We chose to show the table as a 2-year individual cost because that is the term of the license renewal. A 5-year budget is included from the prospectus we provided to various state representatives.
Comparison to Other Options
Median wage for an SRO is $59,077. Over 2-years, a School Resource Officer will cost $116,924 more than than a volunteer.
The School Officer Program is, by far, the most cost-effective option.
|Police Officer||Security Officer|
|Legal Authority||Occupations Code 1701||Occupations Code 1702|
|Purpose||To provide students and faculty with a secure environment, identify and neutralize threats, secure campus, and ensure safety protocols are followed.||Same|
|Training||Approved TCOLE Law Enforcement Academy||Texas DPS - Private Security Division
Commissioned Security Officer - License Level III
Personal Protection Officer - License Level IV
|Authority||Licensed police have authority within their sworn jurisdictions.||Licensed security officers may utilize their license(s) anywhere within the borders of Texas.|
|Enforcement||Arrest power within their sworn jurisdiction.||Detainment power anywhere in the state while on duty. Arrest power in the presence of a person committing a felony (citizens arrest).|
|Liability||Responsibility of the city/school while the officer is on duty. Off-duty, no coverage.||Limited to no liability to the city/school with this model as the security guard company must carry liability insurance on its officers. "Legal Services" in the individual pricing above refers to insurance products like US Law Shield.|
|Additional Provisions||The Federal Volunteer Protection Act of 1997 protects individuals volunteering for non-profit or government entities.|
Ironically, one of the offices we presented our proposal to was that of Texas State Representative Tony Tinderholt. Shannon Kidd, a district manager for Tinderholt's office, came to TXDF headquarters for a presentation of the program on March 14th, 2023. Just over a month later, on April 24th, Rep. Tinderholt proposed the now controversial Amendments 4 and 17 to HB3 which made private security an option for school districts. Why was it controversial?

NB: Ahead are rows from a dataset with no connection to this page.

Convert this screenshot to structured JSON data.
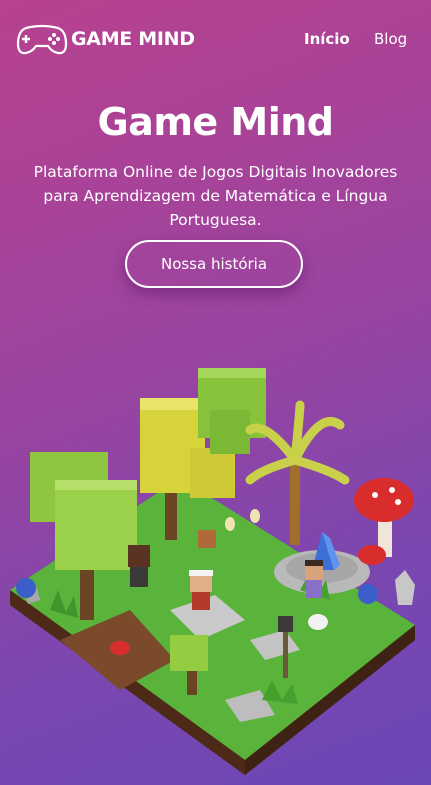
{
  "brand": {
    "name": "GAME MIND",
    "logo_icon": "gamepad-icon"
  },
  "nav": {
    "items": [
      {
        "label": "Início",
        "active": true
      },
      {
        "label": "Blog",
        "active": false
      }
    ]
  },
  "hero": {
    "title": "Game Mind",
    "subtitle": "Plataforma Online de Jogos Digitais Inovadores para Aprendizagem de Matemática e Língua Portuguesa.",
    "cta_label": "Nossa história"
  },
  "colors": {
    "gradient_start": "#b8418f",
    "gradient_end": "#6a47b5",
    "text": "#ffffff"
  }
}
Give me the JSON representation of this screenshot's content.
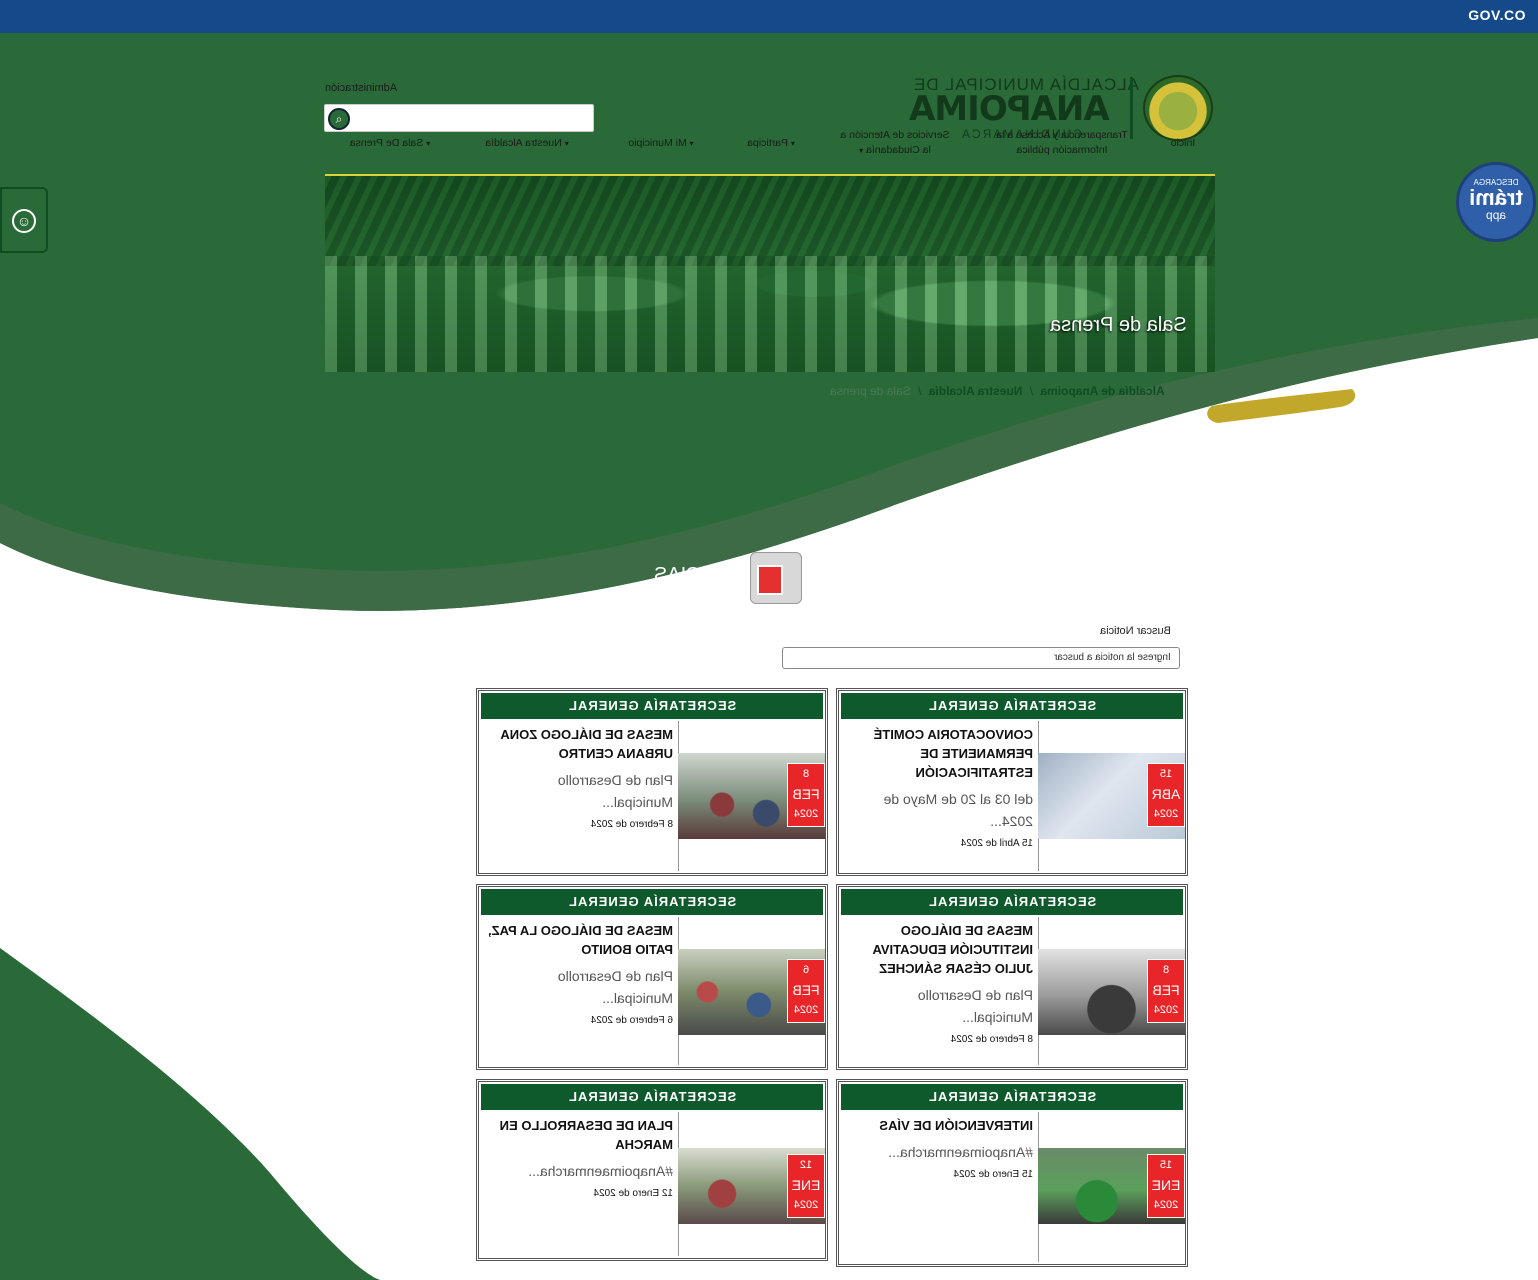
{
  "gov_bar": {
    "logo": "GOV.CO"
  },
  "header": {
    "logo_top": "ALCALDÍA MUNICIPAL DE",
    "logo_main": "ANAPOIMA",
    "logo_sub": "CUNDINAMARCA",
    "admin_link": "Administración",
    "search_placeholder": ""
  },
  "nav": {
    "items": [
      {
        "label": "Inicio"
      },
      {
        "label": "Transparencia y Acceso a la Información pública"
      },
      {
        "label": "Servicios de Atención a la Ciudadanía"
      },
      {
        "label": "Participa"
      },
      {
        "label": "Mi Municipio"
      },
      {
        "label": "Nuestra Alcaldía"
      },
      {
        "label": "Sala De Prensa"
      }
    ]
  },
  "banner": {
    "title": "Sala de Prensa"
  },
  "breadcrumb": {
    "items": [
      "Alcaldía de Anapoima",
      "Nuestra Alcaldía"
    ],
    "current": "Sala de prensa"
  },
  "tramiapp": {
    "top": "DESCARGA",
    "main": "trámi",
    "sub": "app"
  },
  "news": {
    "heading": "NOTICIAS",
    "search_label": "Buscar Noticia",
    "search_placeholder": "Ingrese la noticia a buscar",
    "cards": [
      {
        "category": "SECRETARÍA GENERAL",
        "day": "15",
        "month": "ABR",
        "year": "2024",
        "title": "CONVOCATORIA COMITÉ PERMANENTE DE ESTRATIFICACIÓN",
        "desc": "del 03 al 20 de Mayo de 2024...",
        "date": "15 Abril de 2024"
      },
      {
        "category": "SECRETARÍA GENERAL",
        "day": "8",
        "month": "FEB",
        "year": "2024",
        "title": "MESAS DE DIÁLOGO ZONA URBANA CENTRO",
        "desc": "Plan de Desarrollo Municipal...",
        "date": "8 Febrero de 2024"
      },
      {
        "category": "SECRETARÍA GENERAL",
        "day": "8",
        "month": "FEB",
        "year": "2024",
        "title": "MESAS DE DIÁLOGO INSTITUCIÓN EDUCATIVA JULIO CÉSAR SÁNCHEZ",
        "desc": "Plan de Desarrollo Municipal...",
        "date": "8 Febrero de 2024"
      },
      {
        "category": "SECRETARÍA GENERAL",
        "day": "6",
        "month": "FEB",
        "year": "2024",
        "title": "MESAS DE DIÁLOGO LA PAZ, PATIO BONITO",
        "desc": "Plan de Desarrollo Municipal...",
        "date": "6 Febrero de 2024"
      },
      {
        "category": "SECRETARÍA GENERAL",
        "day": "15",
        "month": "ENE",
        "year": "2024",
        "title": "INTERVENCIÓN DE VÍAS",
        "desc": "#Anapoimaenmarcha...",
        "date": "15 Enero de 2024"
      },
      {
        "category": "SECRETARÍA GENERAL",
        "day": "12",
        "month": "ENE",
        "year": "2024",
        "title": "PLAN DE DESARROLLO EN MARCHA",
        "desc": "#Anapoimaenmarcha...",
        "date": "12 Enero de 2024"
      }
    ]
  },
  "colors": {
    "primary_green": "#2a6a38",
    "dark_green": "#0e4d23",
    "gov_blue": "#154a8a",
    "badge_red": "#e8262a",
    "accent_yellow": "#d9c23a"
  }
}
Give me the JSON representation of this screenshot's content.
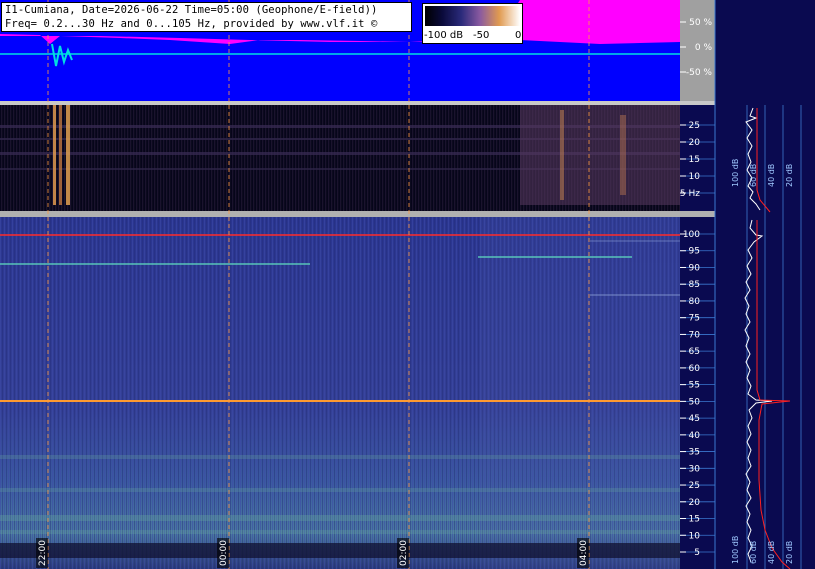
{
  "header": {
    "line1": "I1-Cumiana, Date=2026-06-22 Time=05:00 (Geophone/E-field))",
    "line2": "Freq= 0.2...30 Hz and 0...105 Hz, provided by www.vlf.it ©"
  },
  "colorbar": {
    "labels": [
      "-100 dB",
      "-50",
      "0"
    ]
  },
  "chart_data": [
    {
      "type": "line",
      "panel": "time-domain amplitude",
      "y_ticks": [
        "50 %",
        "0 %",
        "-50 %"
      ],
      "ylim": [
        -100,
        100
      ],
      "colors": {
        "background": "#0000ff",
        "envelope": "#ff00ff",
        "trace": "#00e0e0"
      }
    },
    {
      "type": "heatmap",
      "panel": "spectrogram 0.2-30 Hz",
      "y_ticks": [
        "25",
        "20",
        "15",
        "10",
        "5 Hz"
      ],
      "ylim": [
        0.2,
        30
      ]
    },
    {
      "type": "heatmap",
      "panel": "spectrogram 0-105 Hz",
      "y_ticks": [
        "100",
        "95",
        "90",
        "85",
        "80",
        "75",
        "70",
        "65",
        "60",
        "55",
        "50",
        "45",
        "40",
        "35",
        "30",
        "25",
        "20",
        "15",
        "10",
        "5"
      ],
      "ylim": [
        0,
        105
      ],
      "x_ticks": [
        "22:00",
        "00:00",
        "02:00",
        "04:00"
      ],
      "colors": {
        "background": "#2e3a8c",
        "line_100hz": "#ff2020",
        "line_50hz": "#ffaa30",
        "lines_other": "#60e0c0"
      }
    },
    {
      "type": "line",
      "panel": "average spectrum",
      "x_ticks": [
        "100 dB",
        "60 dB",
        "40 dB",
        "20 dB"
      ],
      "colors": {
        "background": "#0a0a50",
        "grid": "#3b78d0",
        "spectrum": "#ffffff",
        "fit": "#ff2020"
      }
    }
  ]
}
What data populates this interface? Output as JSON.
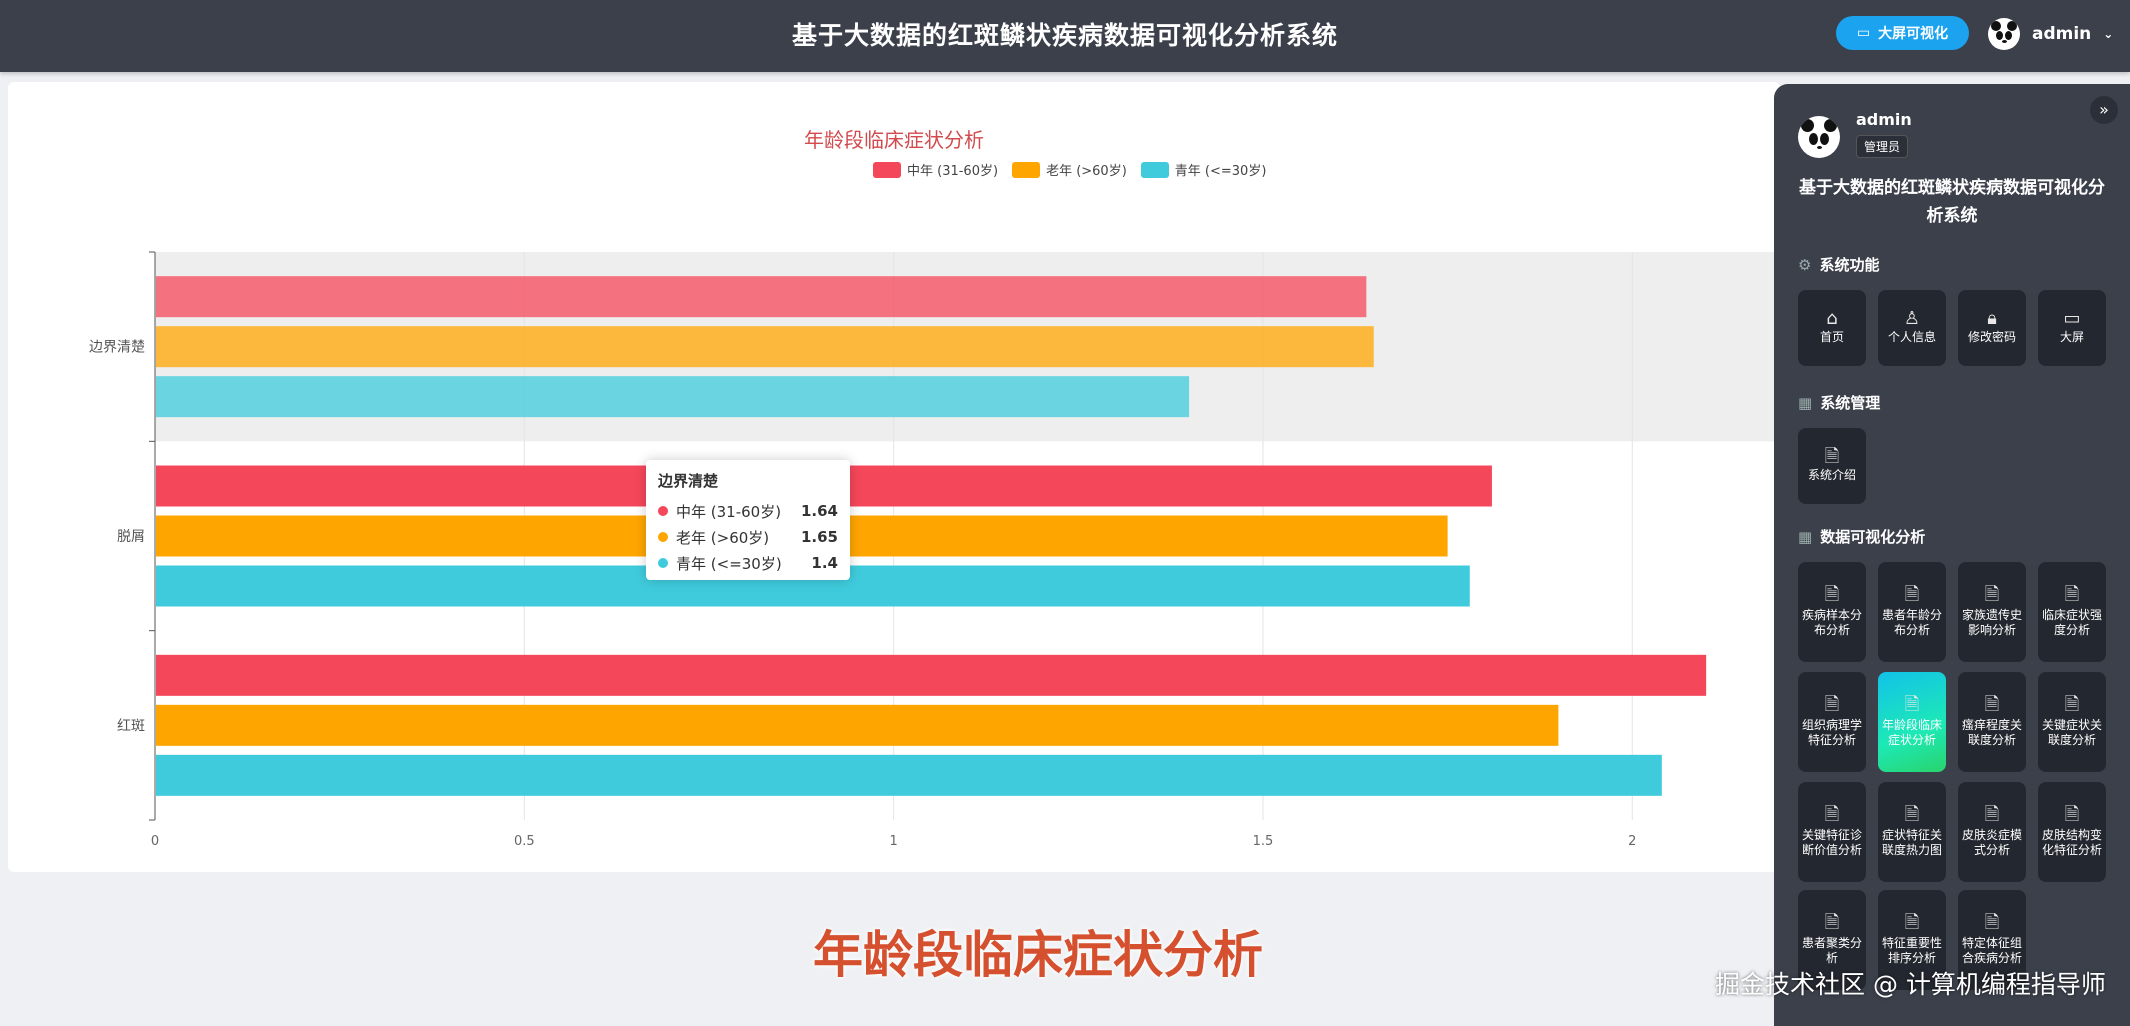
{
  "header": {
    "title": "基于大数据的红斑鳞状疾病数据可视化分析系统",
    "bigscreen_label": "大屏可视化",
    "user": "admin",
    "dropdown_icon": "chevron-down-icon"
  },
  "chart_data": {
    "type": "bar",
    "orientation": "horizontal",
    "title": "年龄段临床症状分析",
    "categories": [
      "边界清楚",
      "脱屑",
      "红斑"
    ],
    "series": [
      {
        "name": "中年 (31-60岁)",
        "color": "#f5475a",
        "values": [
          1.64,
          1.81,
          2.1
        ]
      },
      {
        "name": "老年 (>60岁)",
        "color": "#ffa500",
        "values": [
          1.65,
          1.75,
          1.9
        ]
      },
      {
        "name": "青年 (<=30岁)",
        "color": "#3fcbdc",
        "values": [
          1.4,
          1.78,
          2.04
        ]
      }
    ],
    "xlim": [
      0,
      2.2
    ],
    "xticks": [
      "0",
      "0.5",
      "1",
      "1.5",
      "2"
    ],
    "grid": true,
    "legend_position": "top-center",
    "highlighted_category": "边界清楚"
  },
  "tooltip": {
    "title": "边界清楚",
    "rows": [
      {
        "name": "中年 (31-60岁)",
        "value": "1.64",
        "color": "#f5475a"
      },
      {
        "name": "老年 (>60岁)",
        "value": "1.65",
        "color": "#ffa500"
      },
      {
        "name": "青年 (<=30岁)",
        "value": "1.4",
        "color": "#3fcbdc"
      }
    ]
  },
  "caption": "年龄段临床症状分析",
  "watermark": "掘金技术社区 @ 计算机编程指导师",
  "panel": {
    "user": "admin",
    "role": "管理员",
    "title": "基于大数据的红斑鳞状疾病数据可视化分析系统",
    "sections": [
      {
        "title": "系统功能",
        "icon": "gear-icon"
      },
      {
        "title": "系统管理",
        "icon": "grid-icon"
      },
      {
        "title": "数据可视化分析",
        "icon": "grid-icon"
      }
    ],
    "functions": [
      {
        "label": "首页",
        "icon": "home-icon"
      },
      {
        "label": "个人信息",
        "icon": "user-icon"
      },
      {
        "label": "修改密码",
        "icon": "lock-icon"
      },
      {
        "label": "大屏",
        "icon": "screen-icon"
      }
    ],
    "management": [
      {
        "label": "系统介绍",
        "icon": "document-icon"
      }
    ],
    "analysis": [
      {
        "label": "疾病样本分布分析"
      },
      {
        "label": "患者年龄分布分析"
      },
      {
        "label": "家族遗传史影响分析"
      },
      {
        "label": "临床症状强度分析"
      },
      {
        "label": "组织病理学特征分析"
      },
      {
        "label": "年龄段临床症状分析",
        "active": true
      },
      {
        "label": "瘙痒程度关联度分析"
      },
      {
        "label": "关键症状关联度分析"
      },
      {
        "label": "关键特征诊断价值分析"
      },
      {
        "label": "症状特征关联度热力图"
      },
      {
        "label": "皮肤炎症模式分析"
      },
      {
        "label": "皮肤结构变化特征分析"
      },
      {
        "label": "患者聚类分析"
      },
      {
        "label": "特征重要性排序分析"
      },
      {
        "label": "特定体征组合疾病分析"
      }
    ]
  }
}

As an officer of a private security company, the amendment proposed (and adopted) by Tony Tinderholt is seen unfavorably by many.
Our original proposal, also provided to Ted Cruz and AG Commissioner Sid Miller, intended to station 10,000 officers in 1000 school districts throughout the state. The numbers differ slightly from what is listed above, this is more of a historical record/disclosure to show that TXDF has been pioneering this private security in schools idea for quite a long time. Unfortunately for us, Ted Cruz isn't in a position to directly affect change in the state and Sid Miller only has control over school cafeterias.
5-Year Program Cost Projections for 10,000 Officers - $45 Million
Keep in mind, although these numbers look big - this proposal would have covered 10,000 officers serving every school in the state. $45 million is statewide coverage. This is no longer an option, as the legislature has put the burden on individual school districts.
|2023 - 1000||2024 - 2000||2025 - 3000||2026 - 3000||2027 - 2000|
|Level III/IV Class||$300,000||$600,000||$900,000||$900,000||$600,000|
|Level III/IV State Fees||$180,000||$360,000||$540,000||$540,000||$360,000|
|US Law Shield||$150,000||$300,000||$450,000||$450,000||$300,000|
|Total Annual Officer Cost||$2,530,000||$5,110,000||$7,740,000||$7,740,000||$5,460,000|
|TXDF Operating Costs|
|Total TXDF Costs||$1,900,000||$3,100,000||$4,030,000||$4,030,000||$3,930,000|
This isn't just our motto, it is also our ultimate goal.